PROBLEM — In the records that follow, locate every line with "here" and extract it.

—————

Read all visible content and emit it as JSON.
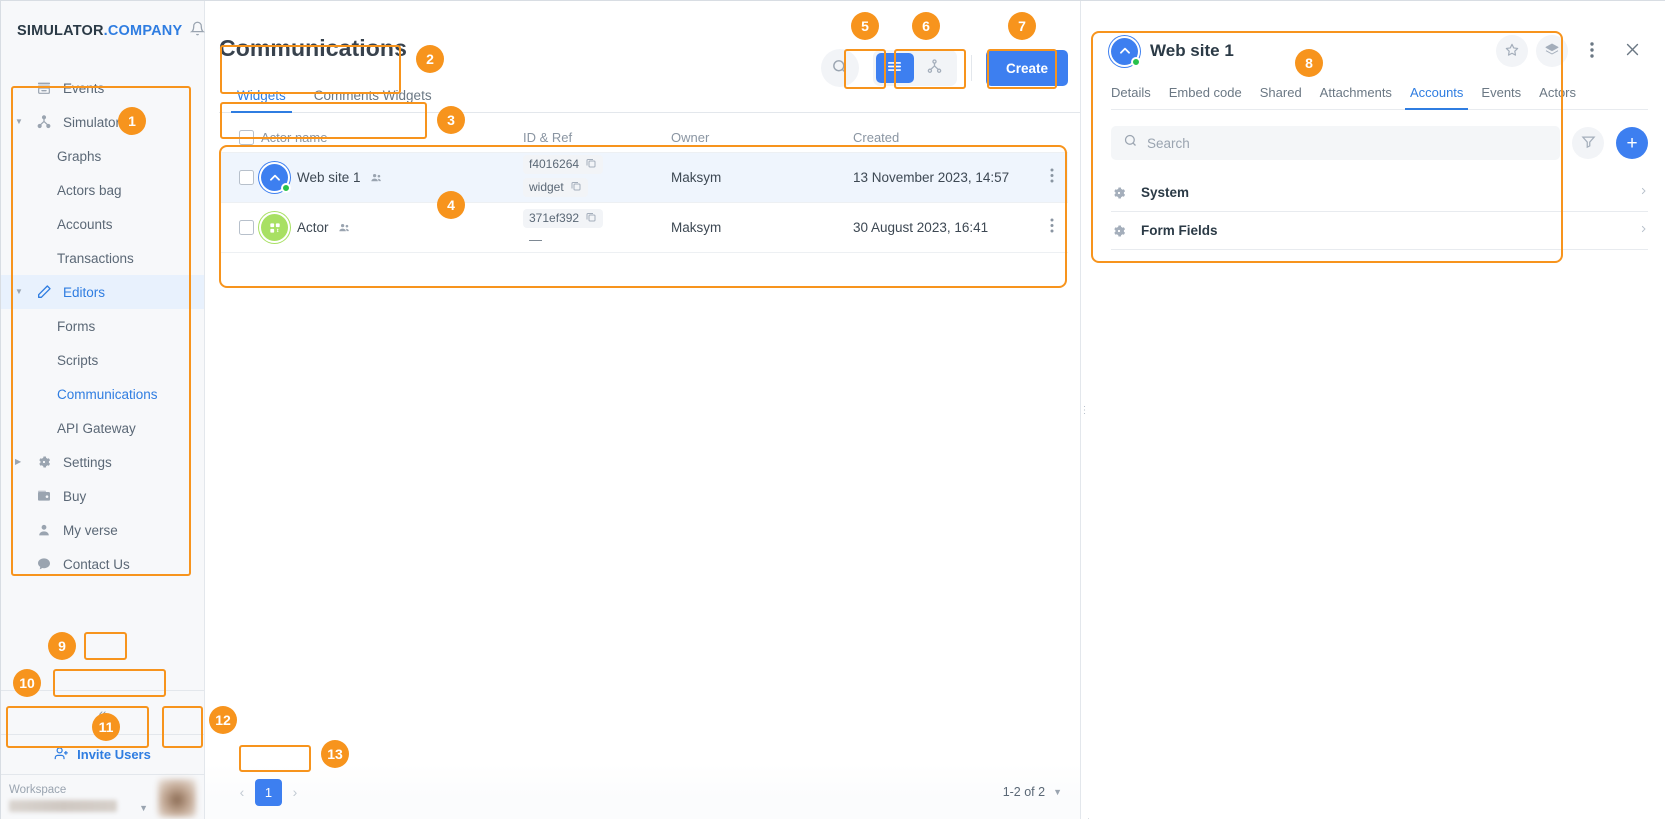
{
  "sidebar": {
    "brand": {
      "name": "SIMULATOR",
      "suffix": ".COMPANY"
    },
    "bell_icon": "bell-icon",
    "items": [
      {
        "label": "Events",
        "icon": "events-icon",
        "level": 0,
        "caret": "",
        "state": ""
      },
      {
        "label": "Simulator",
        "icon": "simulator-icon",
        "level": 0,
        "caret": "down",
        "state": ""
      },
      {
        "label": "Graphs",
        "icon": "",
        "level": 1,
        "caret": "",
        "state": ""
      },
      {
        "label": "Actors bag",
        "icon": "",
        "level": 1,
        "caret": "",
        "state": ""
      },
      {
        "label": "Accounts",
        "icon": "",
        "level": 1,
        "caret": "",
        "state": ""
      },
      {
        "label": "Transactions",
        "icon": "",
        "level": 1,
        "caret": "",
        "state": ""
      },
      {
        "label": "Editors",
        "icon": "pencil-icon",
        "level": 0,
        "caret": "down",
        "state": "active"
      },
      {
        "label": "Forms",
        "icon": "",
        "level": 1,
        "caret": "",
        "state": ""
      },
      {
        "label": "Scripts",
        "icon": "",
        "level": 1,
        "caret": "",
        "state": ""
      },
      {
        "label": "Communications",
        "icon": "",
        "level": 1,
        "caret": "",
        "state": "link-active"
      },
      {
        "label": "API Gateway",
        "icon": "",
        "level": 1,
        "caret": "",
        "state": ""
      },
      {
        "label": "Settings",
        "icon": "gear-icon",
        "level": 0,
        "caret": "right",
        "state": ""
      },
      {
        "label": "Buy",
        "icon": "buy-icon",
        "level": 0,
        "caret": "",
        "state": ""
      },
      {
        "label": "My verse",
        "icon": "user-icon",
        "level": 0,
        "caret": "",
        "state": ""
      },
      {
        "label": "Contact Us",
        "icon": "chat-icon",
        "level": 0,
        "caret": "",
        "state": ""
      }
    ],
    "collapse_label": "«",
    "invite_label": "Invite Users",
    "workspace_label": "Workspace",
    "workspace_value": ""
  },
  "main": {
    "title": "Communications",
    "tabs": [
      {
        "label": "Widgets",
        "active": true
      },
      {
        "label": "Comments Widgets",
        "active": false
      }
    ],
    "toolbar": {
      "search_icon": "search-icon",
      "view_list_icon": "list-view-icon",
      "view_tree_icon": "tree-view-icon",
      "create_label": "Create"
    },
    "table": {
      "columns": [
        "Actor name",
        "ID & Ref",
        "Owner",
        "Created"
      ],
      "rows": [
        {
          "name": "Web site 1",
          "avatar": "blue-chevron-avatar",
          "online": true,
          "id": "f4016264",
          "ref": "widget",
          "owner": "Maksym",
          "created": "13 November 2023, 14:57",
          "selected": true
        },
        {
          "name": "Actor",
          "avatar": "green-grid-avatar",
          "online": false,
          "id": "371ef392",
          "ref": "—",
          "owner": "Maksym",
          "created": "30 August 2023, 16:41",
          "selected": false
        }
      ]
    },
    "footer": {
      "prev_label": "‹",
      "page": "1",
      "next_label": "›",
      "range": "1-2 of 2"
    }
  },
  "rightpanel": {
    "title": "Web site 1",
    "avatar": "blue-chevron-avatar",
    "actions": [
      "star-icon",
      "layers-icon",
      "kebab-icon",
      "close-icon"
    ],
    "tabs": [
      {
        "label": "Details",
        "active": false
      },
      {
        "label": "Embed code",
        "active": false
      },
      {
        "label": "Shared",
        "active": false
      },
      {
        "label": "Attachments",
        "active": false
      },
      {
        "label": "Accounts",
        "active": true
      },
      {
        "label": "Events",
        "active": false
      },
      {
        "label": "Actors",
        "active": false
      }
    ],
    "search_placeholder": "Search",
    "search_value": "",
    "filter_icon": "filter-icon",
    "add_label": "+",
    "list": [
      {
        "label": "System",
        "icon": "gear-icon"
      },
      {
        "label": "Form Fields",
        "icon": "gear-icon"
      }
    ]
  },
  "callouts": [
    {
      "n": "1"
    },
    {
      "n": "2"
    },
    {
      "n": "3"
    },
    {
      "n": "4"
    },
    {
      "n": "5"
    },
    {
      "n": "6"
    },
    {
      "n": "7"
    },
    {
      "n": "8"
    },
    {
      "n": "9"
    },
    {
      "n": "10"
    },
    {
      "n": "11"
    },
    {
      "n": "12"
    },
    {
      "n": "13"
    }
  ],
  "colors": {
    "accent": "#3d7ff0",
    "callout": "#f7941d",
    "online": "#27c24c"
  }
}
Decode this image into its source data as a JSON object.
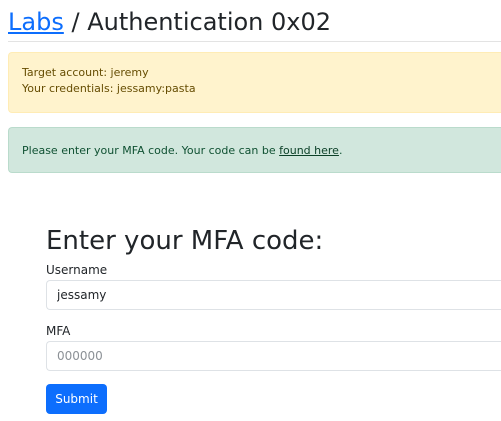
{
  "header": {
    "link_text": "Labs",
    "separator": "/",
    "title": "Authentication 0x02"
  },
  "warning_alert": {
    "line1": "Target account: jeremy",
    "line2": "Your credentials: jessamy:pasta"
  },
  "info_alert": {
    "text_before": "Please enter your MFA code. Your code can be",
    "link_text": "found here",
    "text_after": "."
  },
  "form": {
    "title": "Enter your MFA code:",
    "username_label": "Username",
    "username_value": "jessamy",
    "mfa_label": "MFA",
    "mfa_placeholder": "000000",
    "submit_label": "Submit"
  },
  "colors": {
    "link": "#0d6efd",
    "primary_button": "#0d6efd",
    "warning_bg": "#fff3cd",
    "warning_text": "#664d03",
    "success_bg": "#d1e7dd",
    "success_text": "#0f5132"
  }
}
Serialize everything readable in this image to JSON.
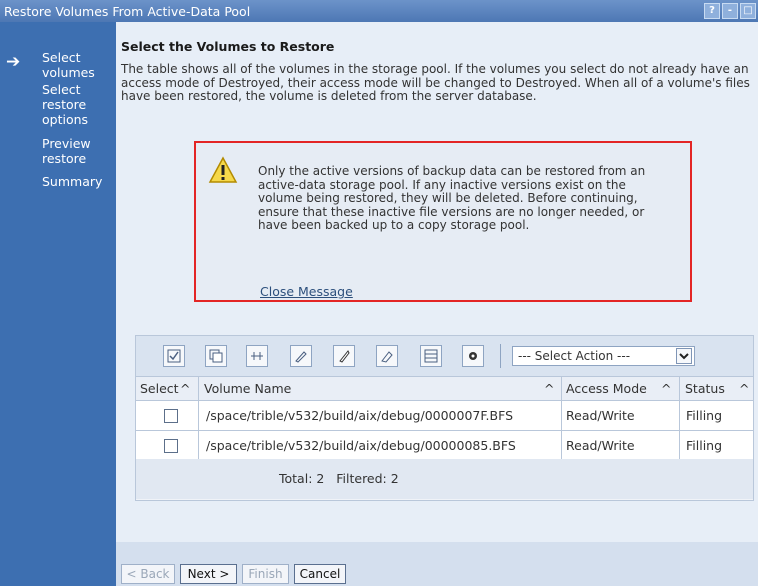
{
  "window": {
    "title": "Restore Volumes From Active-Data Pool",
    "controls": [
      "?",
      "-",
      "□"
    ]
  },
  "nav": {
    "items": [
      {
        "label": "Select volumes",
        "current": true
      },
      {
        "label": "Select restore options",
        "current": false
      },
      {
        "label": "Preview restore",
        "current": false
      },
      {
        "label": "Summary",
        "current": false
      }
    ]
  },
  "main": {
    "heading": "Select the Volumes to Restore",
    "description": "The table shows all of the volumes in the storage pool. If the volumes you select do not already have an access mode of Destroyed, their access mode will be changed to Destroyed. When all of a volume's files have been restored, the volume is deleted from the server database."
  },
  "message": {
    "text": "Only the active versions of backup data can be restored from an active-data storage pool. If any inactive versions exist on the volume being restored, they will be deleted. Before continuing, ensure that these inactive file versions are no longer needed, or have been backed up to a copy storage pool.",
    "close_label": "Close Message"
  },
  "table": {
    "action_select": "--- Select Action ---",
    "columns": [
      "Select",
      "Volume Name",
      "Access Mode",
      "Status"
    ],
    "rows": [
      {
        "volume": "/space/trible/v532/build/aix/debug/0000007F.BFS",
        "access_mode": "Read/Write",
        "status": "Filling"
      },
      {
        "volume": "/space/trible/v532/build/aix/debug/00000085.BFS",
        "access_mode": "Read/Write",
        "status": "Filling"
      }
    ],
    "footer": "Total: 2   Filtered: 2"
  },
  "buttons": {
    "back": "< Back",
    "next": "Next >",
    "finish": "Finish",
    "cancel": "Cancel"
  }
}
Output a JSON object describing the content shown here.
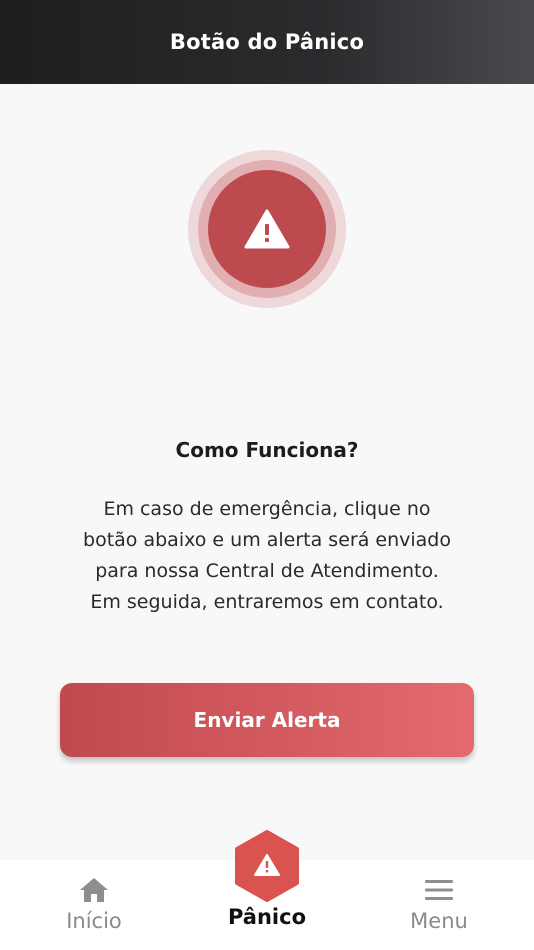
{
  "header": {
    "title": "Botão do Pânico"
  },
  "alert": {
    "icon": "warning-triangle-icon",
    "color": "#bd4a4f"
  },
  "how_it_works": {
    "title": "Como Funciona?",
    "lines": [
      "Em caso de emergência, clique no",
      "botão abaixo e um alerta será enviado",
      "para nossa Central de Atendimento.",
      "Em seguida, entraremos em contato."
    ]
  },
  "action": {
    "send_label": "Enviar Alerta",
    "color_from": "#c04950",
    "color_to": "#e36a6d"
  },
  "tabbar": {
    "home": {
      "label": "Início",
      "icon": "home-icon"
    },
    "panic": {
      "label": "Pânico",
      "icon": "warning-hexagon-icon",
      "active": true
    },
    "menu": {
      "label": "Menu",
      "icon": "hamburger-menu-icon"
    }
  }
}
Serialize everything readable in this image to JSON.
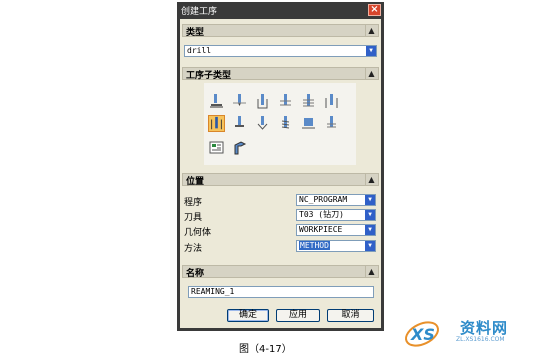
{
  "dialog": {
    "title": "创建工序",
    "close_icon": "close-icon"
  },
  "type_section": {
    "header": "类型",
    "selected": "drill"
  },
  "subtype_section": {
    "header": "工序子类型",
    "icons": [
      "spot-facing-icon",
      "spot-drilling-icon",
      "drilling-icon",
      "peck-drilling-icon",
      "breakchip-drilling-icon",
      "boring-icon",
      "reaming-icon",
      "counterboring-icon",
      "countersinking-icon",
      "tapping-icon",
      "hole-milling-icon",
      "thread-milling-icon",
      "mill-control-icon",
      "mill-user-icon"
    ],
    "selected_icon": "reaming-icon"
  },
  "location_section": {
    "header": "位置",
    "rows": [
      {
        "label": "程序",
        "value": "NC_PROGRAM"
      },
      {
        "label": "刀具",
        "value": "T03 (钻刀)"
      },
      {
        "label": "几何体",
        "value": "WORKPIECE"
      },
      {
        "label": "方法",
        "value": "METHOD"
      }
    ]
  },
  "name_section": {
    "header": "名称",
    "value": "REAMING_1"
  },
  "buttons": {
    "ok": "确定",
    "apply": "应用",
    "cancel": "取消"
  },
  "caption": "图（4-17）",
  "watermark": {
    "text": "资料网",
    "url": "ZL.XS1616.COM"
  },
  "colors": {
    "titlebar": "#3a3a3a",
    "dialog_bg": "#ece9d8",
    "selection": "#f6c35b",
    "combo_arrow": "#3060c8",
    "highlight": "#316ac5"
  }
}
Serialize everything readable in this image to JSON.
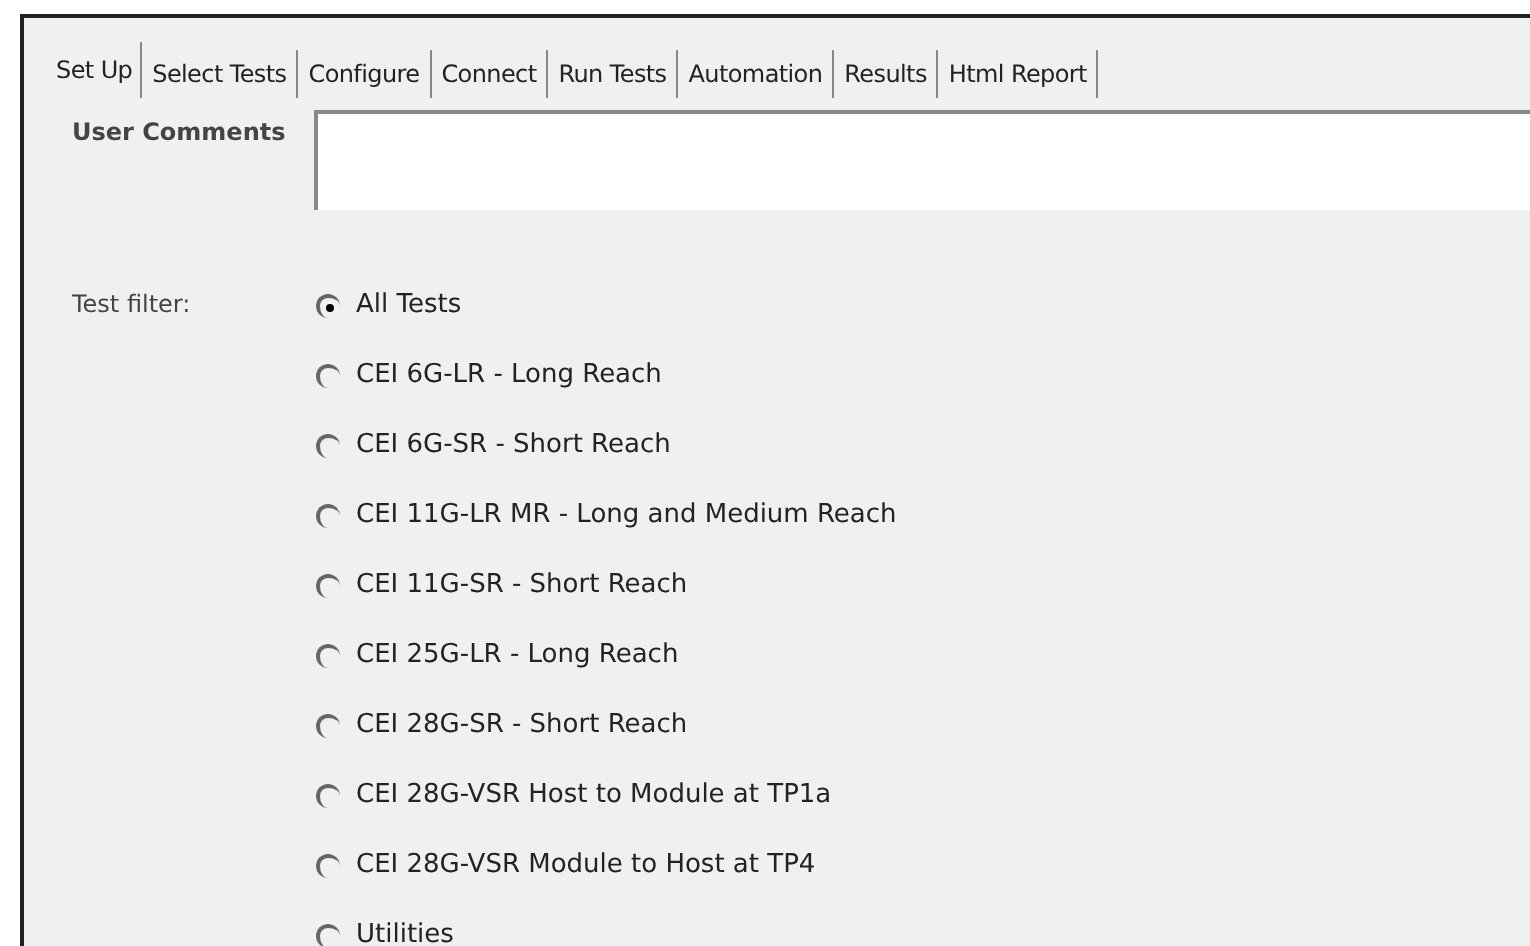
{
  "tabs": [
    {
      "label": "Set Up",
      "selected": true
    },
    {
      "label": "Select Tests",
      "selected": false
    },
    {
      "label": "Configure",
      "selected": false
    },
    {
      "label": "Connect",
      "selected": false
    },
    {
      "label": "Run Tests",
      "selected": false
    },
    {
      "label": "Automation",
      "selected": false
    },
    {
      "label": "Results",
      "selected": false
    },
    {
      "label": "Html Report",
      "selected": false
    }
  ],
  "user_comments": {
    "label": "User Comments"
  },
  "test_filter": {
    "label": "Test filter:",
    "options": [
      {
        "label": "All Tests",
        "selected": true
      },
      {
        "label": "CEI 6G-LR - Long Reach",
        "selected": false
      },
      {
        "label": "CEI 6G-SR - Short Reach",
        "selected": false
      },
      {
        "label": "CEI 11G-LR MR - Long and Medium Reach",
        "selected": false
      },
      {
        "label": "CEI 11G-SR - Short Reach",
        "selected": false
      },
      {
        "label": "CEI 25G-LR - Long Reach",
        "selected": false
      },
      {
        "label": "CEI 28G-SR - Short Reach",
        "selected": false
      },
      {
        "label": "CEI 28G-VSR Host to Module at TP1a",
        "selected": false
      },
      {
        "label": "CEI 28G-VSR Module to Host at TP4",
        "selected": false
      },
      {
        "label": "Utilities",
        "selected": false
      }
    ]
  }
}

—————

TASK OUTPUT —
    "link_text": "found here",
Output a JSON object describing the content shown here.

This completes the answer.